Exercise requirements → Where a line of the following data contains the string "JSON", include it in the tally. Report the total alone.

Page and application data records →
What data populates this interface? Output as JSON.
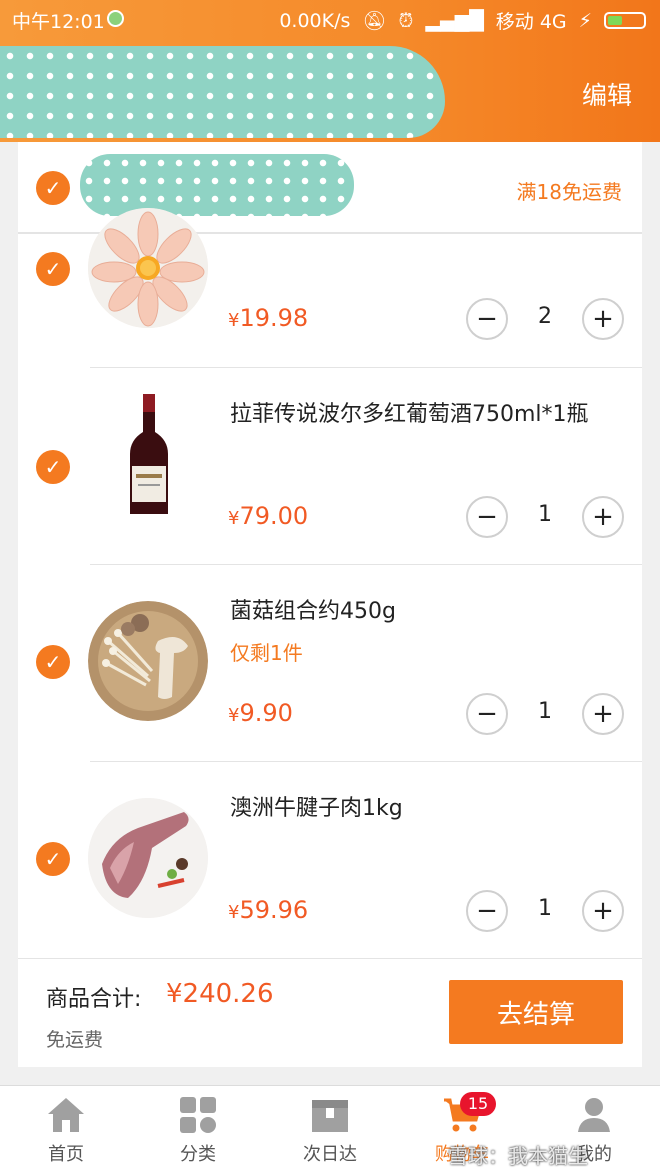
{
  "status_bar": {
    "time": "中午12:01",
    "network_speed": "0.00K/s",
    "carrier": "移动 4G"
  },
  "header": {
    "edit_label": "编辑"
  },
  "store": {
    "free_shipping_note": "满18免运费"
  },
  "items": [
    {
      "name": "",
      "price": "19.98",
      "quantity": "2",
      "stock_note": "",
      "image": "chicken-wings"
    },
    {
      "name": "拉菲传说波尔多红葡萄酒750ml*1瓶",
      "price": "79.00",
      "quantity": "1",
      "stock_note": "",
      "image": "wine-bottle"
    },
    {
      "name": "菌菇组合约450g",
      "price": "9.90",
      "quantity": "1",
      "stock_note": "仅剩1件",
      "image": "mushrooms"
    },
    {
      "name": "澳洲牛腱子肉1kg",
      "price": "59.96",
      "quantity": "1",
      "stock_note": "",
      "image": "beef-shank"
    }
  ],
  "currency_symbol": "¥",
  "stepper": {
    "minus": "−",
    "plus": "+"
  },
  "summary": {
    "total_label": "商品合计:",
    "total_value": "¥240.26",
    "shipping": "免运费",
    "checkout_label": "去结算"
  },
  "tabbar": {
    "tabs": [
      {
        "label": "首页",
        "icon": "home-icon"
      },
      {
        "label": "分类",
        "icon": "grid-icon"
      },
      {
        "label": "次日达",
        "icon": "box-icon"
      },
      {
        "label": "购物车",
        "icon": "cart-icon"
      },
      {
        "label": "我的",
        "icon": "user-icon"
      }
    ],
    "cart_badge": "15"
  },
  "watermark": "雪球：我本猫生",
  "colors": {
    "accent": "#f47a20",
    "price": "#f15a24",
    "header": "#f58a2a"
  }
}
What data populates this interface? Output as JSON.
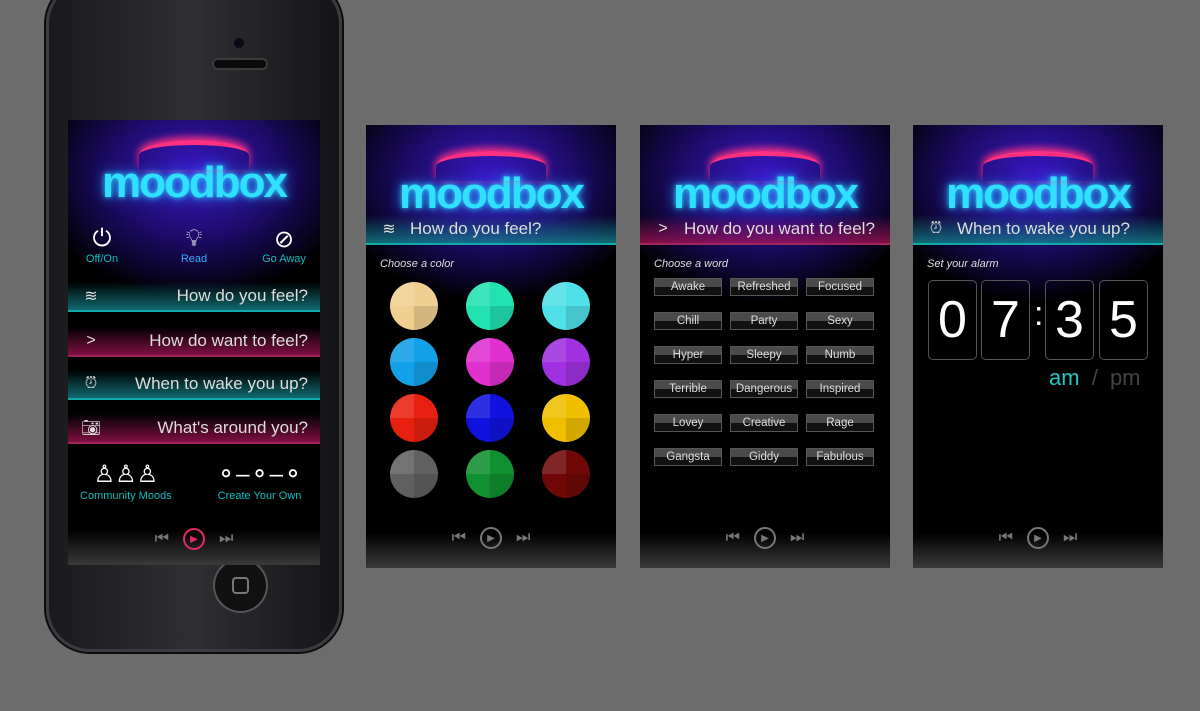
{
  "logo": "moodbox",
  "home": {
    "quick_actions": [
      {
        "label": "Off/On",
        "icon": "power-icon"
      },
      {
        "label": "Read",
        "icon": "lightbulb-icon"
      },
      {
        "label": "Go Away",
        "icon": "block-icon"
      }
    ],
    "menu": [
      {
        "label": "How do you feel?",
        "icon": "waves-icon"
      },
      {
        "label": "How do want to feel?",
        "icon": "chevron-right-icon"
      },
      {
        "label": "When to wake you up?",
        "icon": "alarm-clock-icon"
      },
      {
        "label": "What's around you?",
        "icon": "camera-icon"
      }
    ],
    "bottom": [
      {
        "label": "Community Moods",
        "icon": "people-icon"
      },
      {
        "label": "Create Your Own",
        "icon": "nodes-icon"
      }
    ]
  },
  "color_screen": {
    "header": "How do you feel?",
    "label": "Choose a color",
    "colors": [
      "#efd090",
      "#22e2b0",
      "#50e0e8",
      "#12a0e8",
      "#e030d0",
      "#a030e0",
      "#e82010",
      "#1212e0",
      "#f0c000",
      "#606060",
      "#109030",
      "#700808"
    ]
  },
  "word_screen": {
    "header": "How do you want to feel?",
    "label": "Choose a word",
    "words": [
      "Awake",
      "Refreshed",
      "Focused",
      "Chill",
      "Party",
      "Sexy",
      "Hyper",
      "Sleepy",
      "Numb",
      "Terrible",
      "Dangerous",
      "Inspired",
      "Lovey",
      "Creative",
      "Rage",
      "Gangsta",
      "Giddy",
      "Fabulous"
    ]
  },
  "alarm_screen": {
    "header": "When to wake you up?",
    "label": "Set your alarm",
    "digits": [
      "0",
      "7",
      "3",
      "5"
    ],
    "separator": ":",
    "am": "am",
    "slash": "/",
    "pm": "pm",
    "selected": "am"
  },
  "colors": {
    "teal": "#1bb",
    "pink": "#e8266e",
    "accent_active": "#20c8c8"
  }
}
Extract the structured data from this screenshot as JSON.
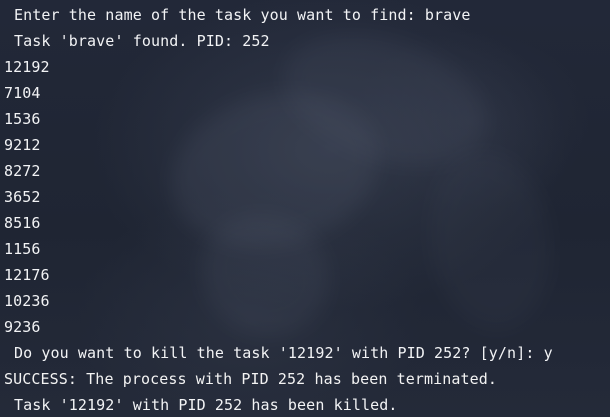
{
  "terminal": {
    "lines": [
      "Enter the name of the task you want to find: brave",
      "Task 'brave' found. PID: 252",
      "12192",
      "7104",
      "1536",
      "9212",
      "8272",
      "3652",
      "8516",
      "1156",
      "12176",
      "10236",
      "9236",
      "Do you want to kill the task '12192' with PID 252? [y/n]: y",
      "SUCCESS: The process with PID 252 has been terminated.",
      "Task '12192' with PID 252 has been killed."
    ]
  }
}
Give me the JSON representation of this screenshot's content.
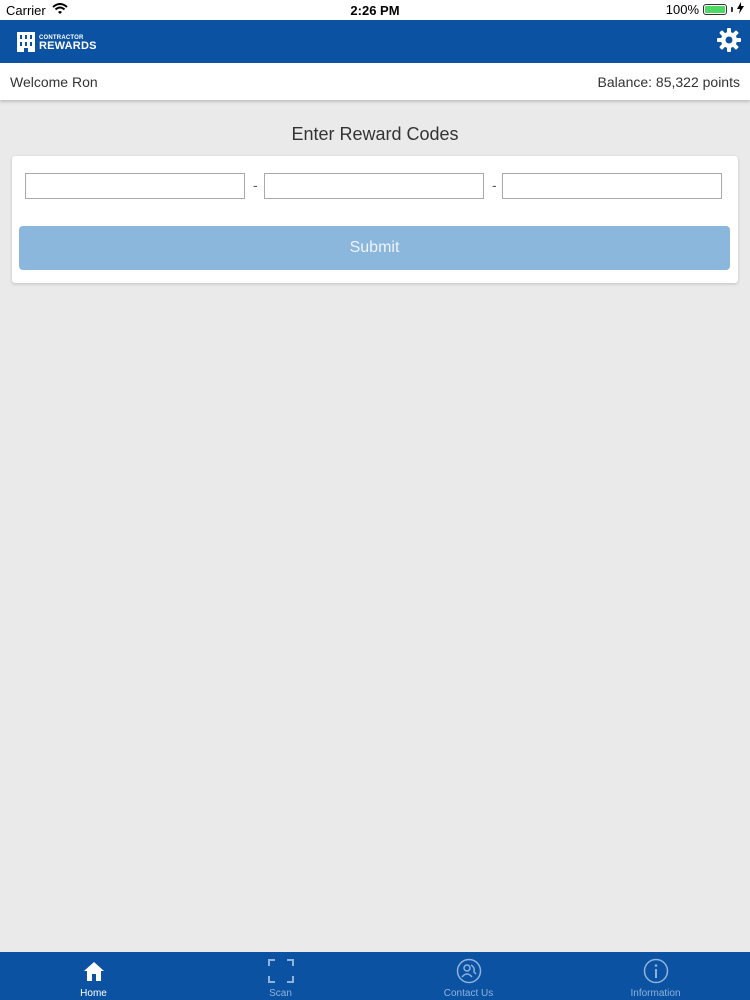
{
  "status_bar": {
    "carrier": "Carrier",
    "time": "2:26 PM",
    "battery_percent": "100%"
  },
  "header": {
    "logo_top": "CONTRACTOR",
    "logo_bottom": "REWARDS",
    "settings_icon": "gear-icon"
  },
  "welcome": {
    "greeting": "Welcome Ron",
    "balance": "Balance: 85,322 points"
  },
  "main": {
    "title": "Enter Reward Codes",
    "code_separator": "-",
    "submit_label": "Submit"
  },
  "tabs": [
    {
      "label": "Home",
      "icon": "home-icon",
      "active": true
    },
    {
      "label": "Scan",
      "icon": "scan-icon",
      "active": false
    },
    {
      "label": "Contact Us",
      "icon": "contact-icon",
      "active": false
    },
    {
      "label": "Information",
      "icon": "info-icon",
      "active": false
    }
  ],
  "colors": {
    "brand_blue": "#0c52a3",
    "submit_disabled": "#8bb7dd",
    "background": "#ebeaeb",
    "tab_inactive": "#8fb3db"
  }
}
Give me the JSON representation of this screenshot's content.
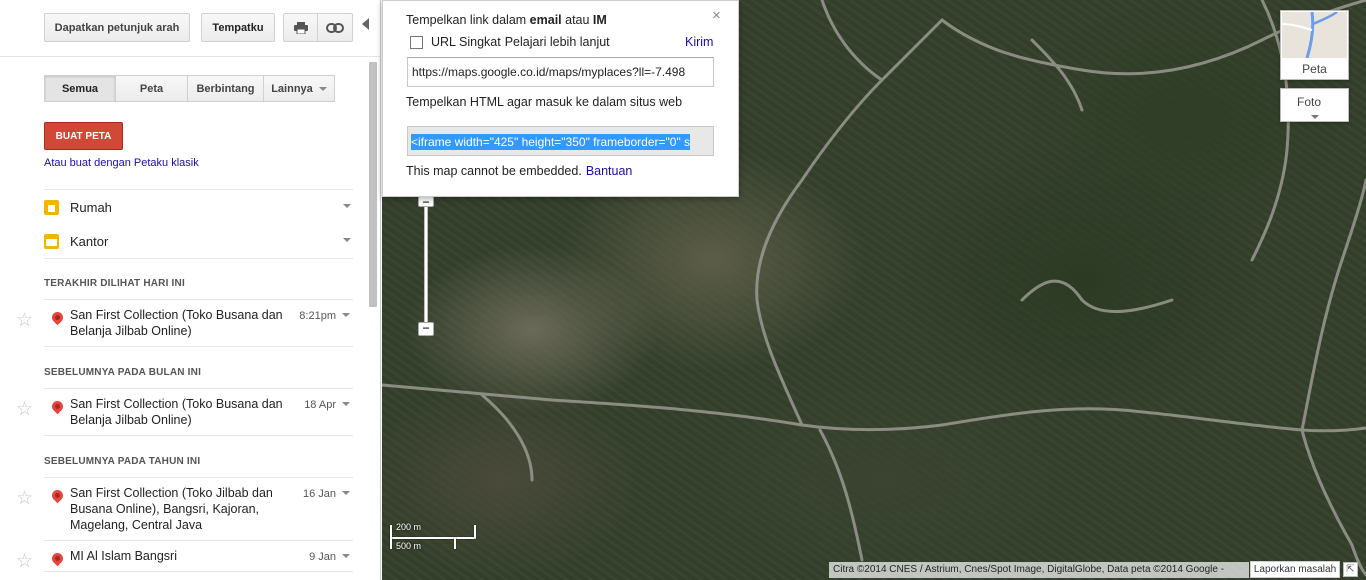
{
  "toolbar": {
    "directions_label": "Dapatkan petunjuk arah",
    "myplaces_label": "Tempatku",
    "print_icon": "printer-icon",
    "link_icon": "link-icon"
  },
  "tabs": [
    {
      "label": "Semua",
      "active": true
    },
    {
      "label": "Peta",
      "active": false
    },
    {
      "label": "Berbintang",
      "active": false
    },
    {
      "label": "Lainnya",
      "active": false
    }
  ],
  "create_map": {
    "button_label": "BUAT PETA",
    "classic_link": "Atau buat dengan Petaku klasik",
    "button_color": "#d14836"
  },
  "places": {
    "home": "Rumah",
    "work": "Kantor"
  },
  "history": {
    "today_heading": "TERAKHIR DILIHAT HARI INI",
    "month_heading": "SEBELUMNYA PADA BULAN INI",
    "year_heading": "SEBELUMNYA PADA TAHUN INI",
    "items": [
      {
        "title": "San First Collection (Toko Busana dan Belanja Jilbab Online)",
        "time": "8:21pm"
      },
      {
        "title": "San First Collection (Toko Busana dan Belanja Jilbab Online)",
        "time": "18 Apr"
      },
      {
        "title": "San First Collection (Toko Jilbab dan Busana Online), Bangsri, Kajoran, Magelang, Central Java",
        "time": "16 Jan"
      },
      {
        "title": "MI Al Islam Bangsri",
        "time": "9 Jan"
      }
    ]
  },
  "share": {
    "paste_prefix": "Tempelkan link dalam ",
    "paste_email": "email",
    "paste_middle": " atau ",
    "paste_im": "IM",
    "short_url_label": "URL Singkat",
    "learn_more": "Pelajari lebih lanjut",
    "send_link": "Kirim",
    "link_value": "https://maps.google.co.id/maps/myplaces?ll=-7.498",
    "embed_label": "Tempelkan HTML agar masuk ke dalam situs web",
    "embed_code": "<iframe width=\"425\" height=\"350\" frameborder=\"0\" s",
    "embed_note": "This map cannot be embedded.",
    "help_link": "Bantuan",
    "close_symbol": "×"
  },
  "map": {
    "maptype_map_label": "Peta",
    "maptype_photo_label": "Foto",
    "scale_top": "200 m",
    "scale_bottom": "500 m",
    "attribution": "Citra ©2014 CNES / Astrium, Cnes/Spot Image, DigitalGlobe, Data peta ©2014 Google -",
    "report_label": "Laporkan masalah",
    "zoom_in_symbol": "−",
    "zoom_out_symbol": "−",
    "corner_symbol": "⇱"
  }
}
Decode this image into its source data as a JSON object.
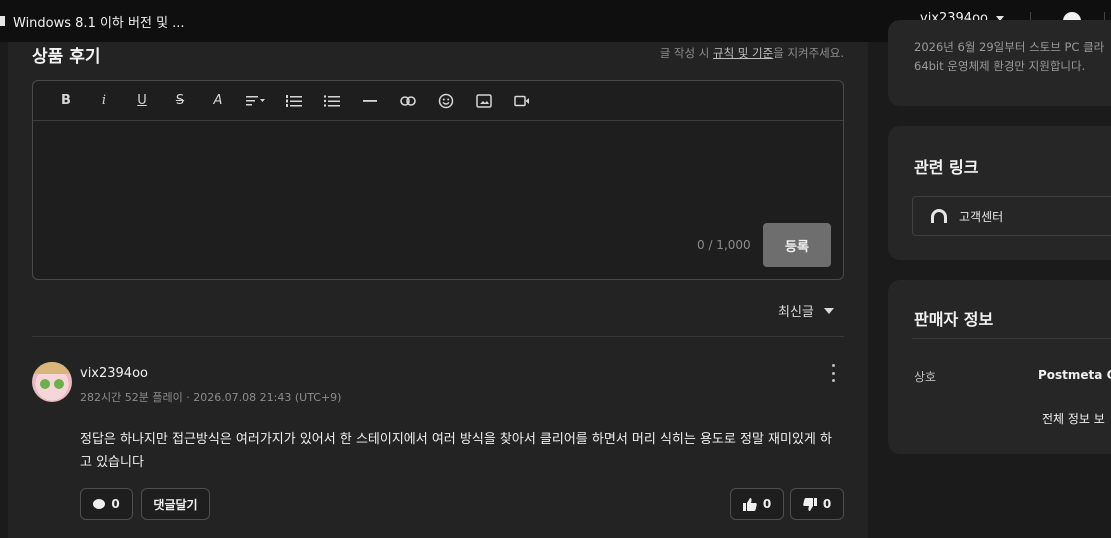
{
  "topbar": {
    "tab_title": "Windows 8.1 이하 버전 및 ...",
    "username": "vix2394oo"
  },
  "review_section": {
    "title": "상품 후기",
    "rules_prefix": "글 작성 시 ",
    "rules_link": "규칙 및 기준",
    "rules_suffix": "을 지켜주세요.",
    "counter": "0 / 1,000",
    "submit_label": "등록",
    "sort_label": "최신글"
  },
  "toolbar": {
    "bold": "B",
    "italic": "i",
    "underline": "U",
    "strike": "S",
    "font_color": "A"
  },
  "review": {
    "author": "vix2394oo",
    "meta": "282시간 52분 플레이 · 2026.07.08 21:43 (UTC+9)",
    "body": "정답은 하나지만 접근방식은 여러가지가 있어서 한 스테이지에서 여러 방식을 찾아서 클리어를 하면서 머리 식히는 용도로 정말 재미있게 하고 있습니다",
    "comment_count": "0",
    "reply_label": "댓글달기",
    "like_count": "0",
    "dislike_count": "0"
  },
  "sidebar": {
    "notice_line1": "2026년 6월 29일부터 스토브 PC 클라",
    "notice_line2": "64bit 운영체제 환경만 지원합니다.",
    "links_title": "관련 링크",
    "support_label": "고객센터",
    "seller_title": "판매자 정보",
    "seller_key": "상호",
    "seller_value": "Postmeta Ga",
    "seller_more": "전체 정보 보"
  }
}
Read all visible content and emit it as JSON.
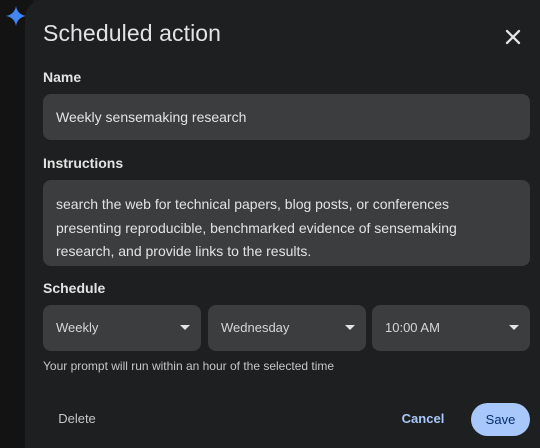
{
  "dialog": {
    "title": "Scheduled action",
    "close_icon": "close-icon"
  },
  "name": {
    "label": "Name",
    "value": "Weekly sensemaking research"
  },
  "instructions": {
    "label": "Instructions",
    "value": "search the web for technical papers, blog posts, or conferences presenting reproducible, benchmarked evidence of sensemaking research, and provide links to the results."
  },
  "schedule": {
    "label": "Schedule",
    "frequency": "Weekly",
    "day": "Wednesday",
    "time": "10:00 AM",
    "hint": "Your prompt will run within an hour of the selected time"
  },
  "actions": {
    "delete_label": "Delete",
    "cancel_label": "Cancel",
    "save_label": "Save"
  },
  "colors": {
    "accent": "#a8c7fa",
    "spark": "#4285f4"
  }
}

Your solution → 7